'''
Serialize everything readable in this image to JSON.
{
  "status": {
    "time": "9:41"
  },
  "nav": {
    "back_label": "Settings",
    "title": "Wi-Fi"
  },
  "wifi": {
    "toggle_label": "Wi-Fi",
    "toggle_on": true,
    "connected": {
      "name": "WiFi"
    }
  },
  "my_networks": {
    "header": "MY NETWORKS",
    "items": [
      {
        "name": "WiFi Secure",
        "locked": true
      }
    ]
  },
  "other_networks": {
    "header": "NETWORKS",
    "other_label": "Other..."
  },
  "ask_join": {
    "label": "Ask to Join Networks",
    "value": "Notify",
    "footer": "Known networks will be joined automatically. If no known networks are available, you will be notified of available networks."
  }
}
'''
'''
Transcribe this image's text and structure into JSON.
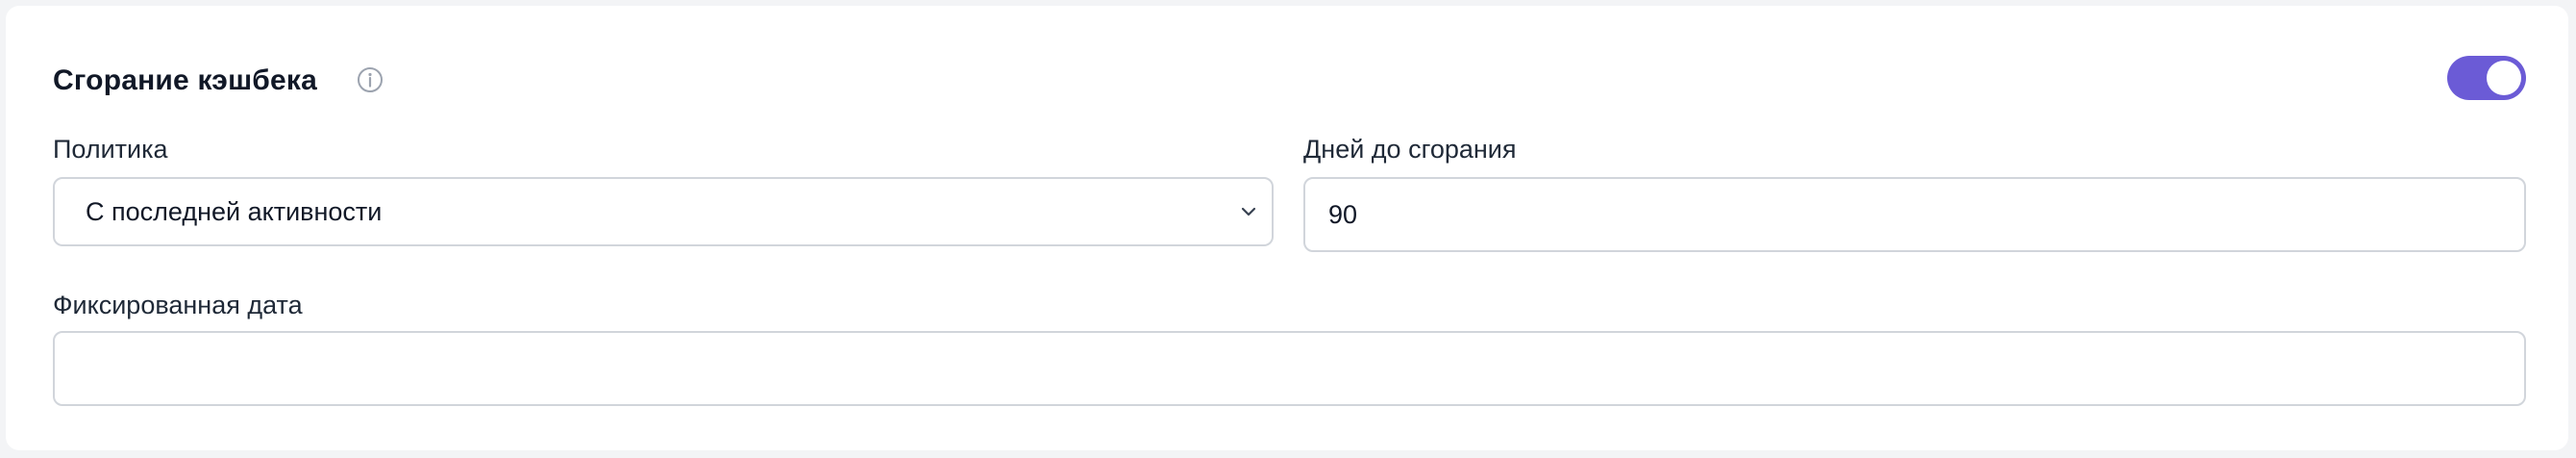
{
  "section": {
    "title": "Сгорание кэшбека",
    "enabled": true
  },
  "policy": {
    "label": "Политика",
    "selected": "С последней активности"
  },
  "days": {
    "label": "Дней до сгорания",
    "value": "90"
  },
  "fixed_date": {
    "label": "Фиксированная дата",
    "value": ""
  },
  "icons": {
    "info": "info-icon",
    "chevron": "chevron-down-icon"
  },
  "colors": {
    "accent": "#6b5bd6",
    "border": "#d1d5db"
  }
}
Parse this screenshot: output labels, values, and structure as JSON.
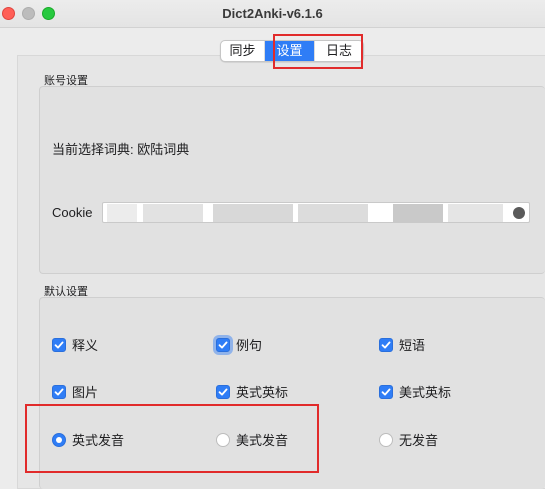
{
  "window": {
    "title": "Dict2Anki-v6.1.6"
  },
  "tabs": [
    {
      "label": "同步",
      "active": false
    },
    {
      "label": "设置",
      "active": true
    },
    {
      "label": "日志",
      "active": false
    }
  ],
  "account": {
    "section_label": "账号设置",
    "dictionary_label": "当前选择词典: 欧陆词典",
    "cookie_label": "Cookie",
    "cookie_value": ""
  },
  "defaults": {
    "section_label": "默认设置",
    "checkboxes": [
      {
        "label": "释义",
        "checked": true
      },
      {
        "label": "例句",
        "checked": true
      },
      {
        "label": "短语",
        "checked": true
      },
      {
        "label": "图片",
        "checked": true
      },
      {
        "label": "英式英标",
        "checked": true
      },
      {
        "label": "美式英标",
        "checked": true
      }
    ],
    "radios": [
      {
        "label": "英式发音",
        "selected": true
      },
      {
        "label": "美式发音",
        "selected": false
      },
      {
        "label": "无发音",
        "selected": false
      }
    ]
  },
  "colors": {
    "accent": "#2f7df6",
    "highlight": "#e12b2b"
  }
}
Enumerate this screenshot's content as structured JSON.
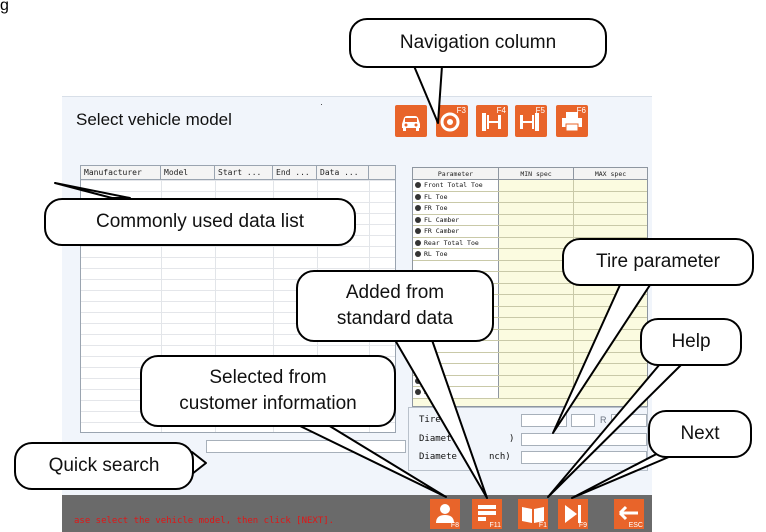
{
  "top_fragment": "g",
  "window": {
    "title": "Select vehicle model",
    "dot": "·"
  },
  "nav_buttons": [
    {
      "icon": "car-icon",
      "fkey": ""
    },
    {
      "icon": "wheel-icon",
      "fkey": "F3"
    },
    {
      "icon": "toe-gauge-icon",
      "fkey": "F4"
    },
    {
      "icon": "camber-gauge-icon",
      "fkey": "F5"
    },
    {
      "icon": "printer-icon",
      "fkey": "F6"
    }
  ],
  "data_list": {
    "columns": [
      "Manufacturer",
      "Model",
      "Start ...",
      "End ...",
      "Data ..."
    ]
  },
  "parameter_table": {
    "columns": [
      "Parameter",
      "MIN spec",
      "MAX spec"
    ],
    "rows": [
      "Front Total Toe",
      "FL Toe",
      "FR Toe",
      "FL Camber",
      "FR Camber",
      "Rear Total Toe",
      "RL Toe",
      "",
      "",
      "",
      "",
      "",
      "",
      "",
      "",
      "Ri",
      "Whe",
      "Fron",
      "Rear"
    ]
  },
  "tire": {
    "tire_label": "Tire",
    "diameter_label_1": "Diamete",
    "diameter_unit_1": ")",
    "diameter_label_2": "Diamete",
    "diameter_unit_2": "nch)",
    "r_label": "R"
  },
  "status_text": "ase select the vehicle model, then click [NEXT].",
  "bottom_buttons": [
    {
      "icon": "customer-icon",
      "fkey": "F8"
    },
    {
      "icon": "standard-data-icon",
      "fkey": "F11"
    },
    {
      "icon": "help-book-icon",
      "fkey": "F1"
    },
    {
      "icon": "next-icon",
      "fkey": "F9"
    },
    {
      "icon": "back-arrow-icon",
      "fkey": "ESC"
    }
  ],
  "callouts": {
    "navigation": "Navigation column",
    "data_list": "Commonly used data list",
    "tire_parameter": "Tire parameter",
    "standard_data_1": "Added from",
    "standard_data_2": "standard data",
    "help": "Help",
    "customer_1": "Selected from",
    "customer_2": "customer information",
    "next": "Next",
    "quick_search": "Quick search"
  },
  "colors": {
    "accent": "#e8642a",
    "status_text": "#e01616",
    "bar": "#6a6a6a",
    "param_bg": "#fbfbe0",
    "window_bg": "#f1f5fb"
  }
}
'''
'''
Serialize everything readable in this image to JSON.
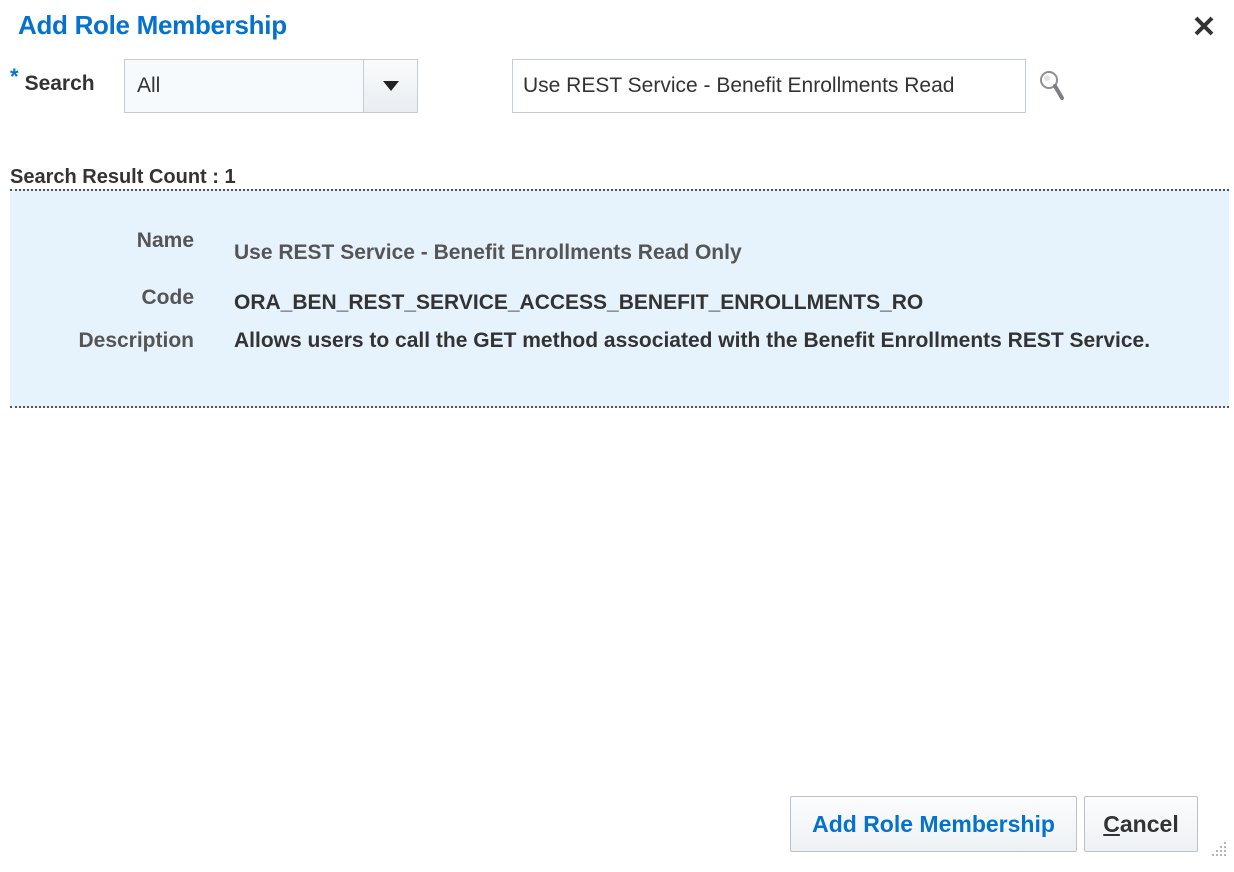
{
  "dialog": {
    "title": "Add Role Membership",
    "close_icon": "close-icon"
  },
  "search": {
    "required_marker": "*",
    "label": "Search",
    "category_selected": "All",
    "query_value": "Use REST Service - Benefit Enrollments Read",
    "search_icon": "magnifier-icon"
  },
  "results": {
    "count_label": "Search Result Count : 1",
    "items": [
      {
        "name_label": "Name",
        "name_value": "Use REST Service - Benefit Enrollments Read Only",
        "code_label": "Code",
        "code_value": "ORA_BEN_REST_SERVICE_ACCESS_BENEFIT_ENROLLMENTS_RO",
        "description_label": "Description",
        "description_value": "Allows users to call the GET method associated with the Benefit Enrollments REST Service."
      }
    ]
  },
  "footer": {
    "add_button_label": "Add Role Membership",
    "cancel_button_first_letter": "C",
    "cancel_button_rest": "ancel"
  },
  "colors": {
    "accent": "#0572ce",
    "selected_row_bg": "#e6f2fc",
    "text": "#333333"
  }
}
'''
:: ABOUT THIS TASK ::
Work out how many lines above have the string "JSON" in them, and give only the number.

:: EXPECTED ANSWER ::
5